Thank you for getting it, B.

2 Dimelo   ~  May 27, 2011 4:40 pm

Alex, I still don't get how he was messed with when I read the link: "The case of ESPN reporter Howard Bryant ended quietly Friday as he agreed to serve six months of pretrial probation on charges that he assaulted his wife in front of a Shelburne Falls pizzeria". They seem pretty explicit there stating he did assault his wife.

This kind of stuff can be murky, especially once cops get involved, most cops I've talked with often say the hardest emergencies to police are calls of domestic abuse. The person being abused usually turns against the cops.

After reading everything, I really don't know what to believe. It just all sounds fishy to me.

3 RIYank   ~  May 27, 2011 5:14 pm

Dimelo, it doesn't say anywhere in the article that he did assault his wife. It says that he was charged with assaulting his wife. The difference between those two is the whole point here.

4 Dimelo   ~  May 27, 2011 5:45 pm

[3] That sounds sketchy. I don't get how you can get charged for something that you didn't do. If you got charged, then some form of the charge must be accurate. No?

He admits that he deserved to get arrested, but what's not clear is, if the reason the cops were called was justified -- was he really choking his wife or there was some form of physical abuse.

If I get accused of something and I have go on probation because of that accusation, then how can a person not make the mental mapping that there was some form of domestic violence there?

I think this is still all blurry to me. And I'm sorry, paint me skeptical. I feel like there was a bit of negotiation here with the D.A and his lawyer, if he didn't do it then why the probation? If there was no evidence then why does he have to be on probation for that charge? Put him on probation for resisting arrest and keep it moving, if in six months he didn't do anything then his record is cleared up.

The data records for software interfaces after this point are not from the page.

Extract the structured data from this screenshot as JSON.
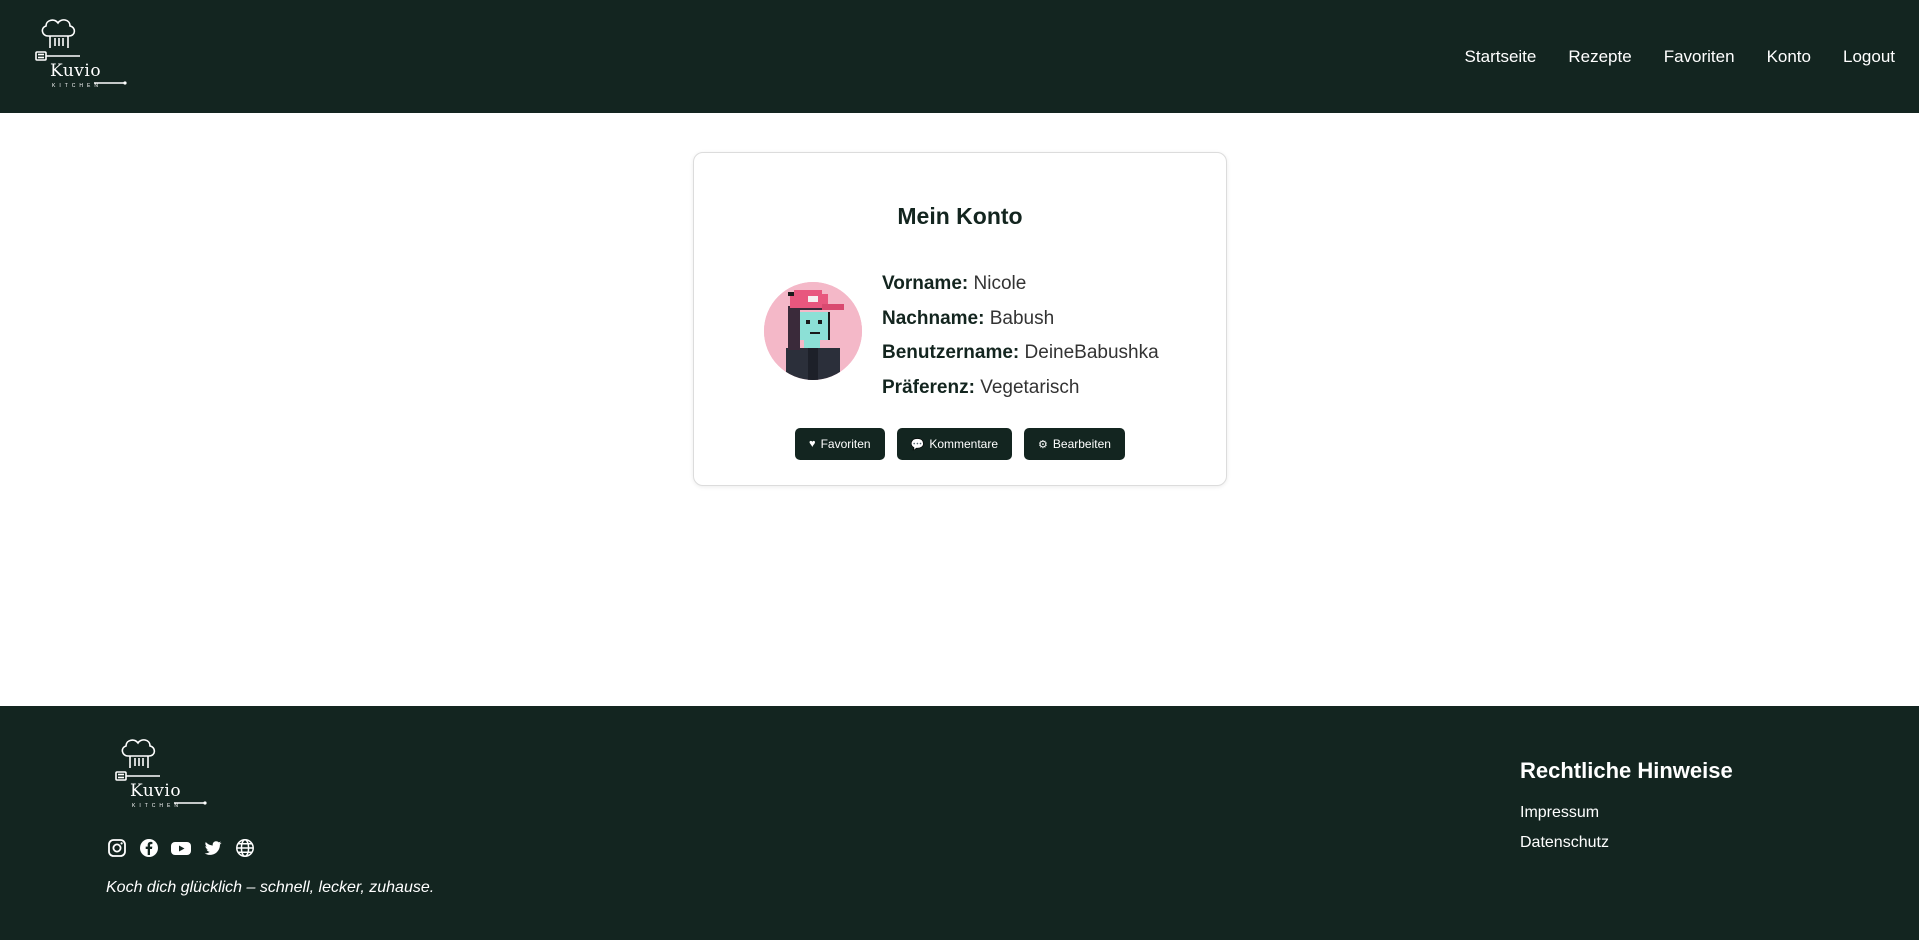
{
  "header": {
    "logo": {
      "word": "Kuvio",
      "sub": "KITCHEN"
    },
    "nav": [
      "Startseite",
      "Rezepte",
      "Favoriten",
      "Konto",
      "Logout"
    ]
  },
  "account": {
    "title": "Mein Konto",
    "fields": [
      {
        "label": "Vorname:",
        "value": "Nicole"
      },
      {
        "label": "Nachname:",
        "value": "Babush"
      },
      {
        "label": "Benutzername:",
        "value": "DeineBabushka"
      },
      {
        "label": "Präferenz:",
        "value": "Vegetarisch"
      }
    ],
    "buttons": [
      {
        "icon": "♥",
        "label": "Favoriten"
      },
      {
        "icon": "💬",
        "label": "Kommentare"
      },
      {
        "icon": "⚙",
        "label": "Bearbeiten"
      }
    ]
  },
  "footer": {
    "logo": {
      "word": "Kuvio",
      "sub": "KITCHEN"
    },
    "socials": [
      "instagram-icon",
      "facebook-icon",
      "youtube-icon",
      "twitter-icon",
      "globe-icon"
    ],
    "tagline": "Koch dich glücklich – schnell, lecker, zuhause.",
    "legal_title": "Rechtliche Hinweise",
    "legal_links": [
      "Impressum",
      "Datenschutz"
    ]
  },
  "colors": {
    "primary": "#132520",
    "avatar_bg": "#f4b8c8"
  }
}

It'll be interesting to see if he does do something illegal in the next 6 months and what the DA will move forward with on the assault charge.

5 RIYank   ~  May 27, 2011 6:13 pm

If you got charged, then some form of the charge must be accurate. No?

Or in other words, no! You can be charged with anything the police feel like charging you with!

There was definitely negotiation, I mean, there's no doubt about that. But what Bryant got was nothing -- as long as he doesn't do anything criminal in the next six months, it's literally nothing. So the natural conclusion is that the prosecutor didn't think he had any real case. And, in fact, that is what the prosecutor says, pretty explicitly.

6 Boatzilla   ~  May 28, 2011 1:37 am

[4] Imagine you have a key to your mother's house, but on a visit (when she's not home), you forget your key, but you remember how to get in through the back window. A neighbor sees you and calls the police. You get charged with breaking and entering. Later when the facts become clear they, of course, decide not to prosecute. In this highly likely scenario you have clearly been charged with something you clearly did not do.

This is exactly what seems to have happened with Bryant. He was arguing with his wife (something that happens between happily married couples all the time). Some one saw them from a distance and thought he was beating her and called the cops.

feed Share on Facebook Share on Twitter Share via email
"This ain't football. We do this every day."
--Earl Weaver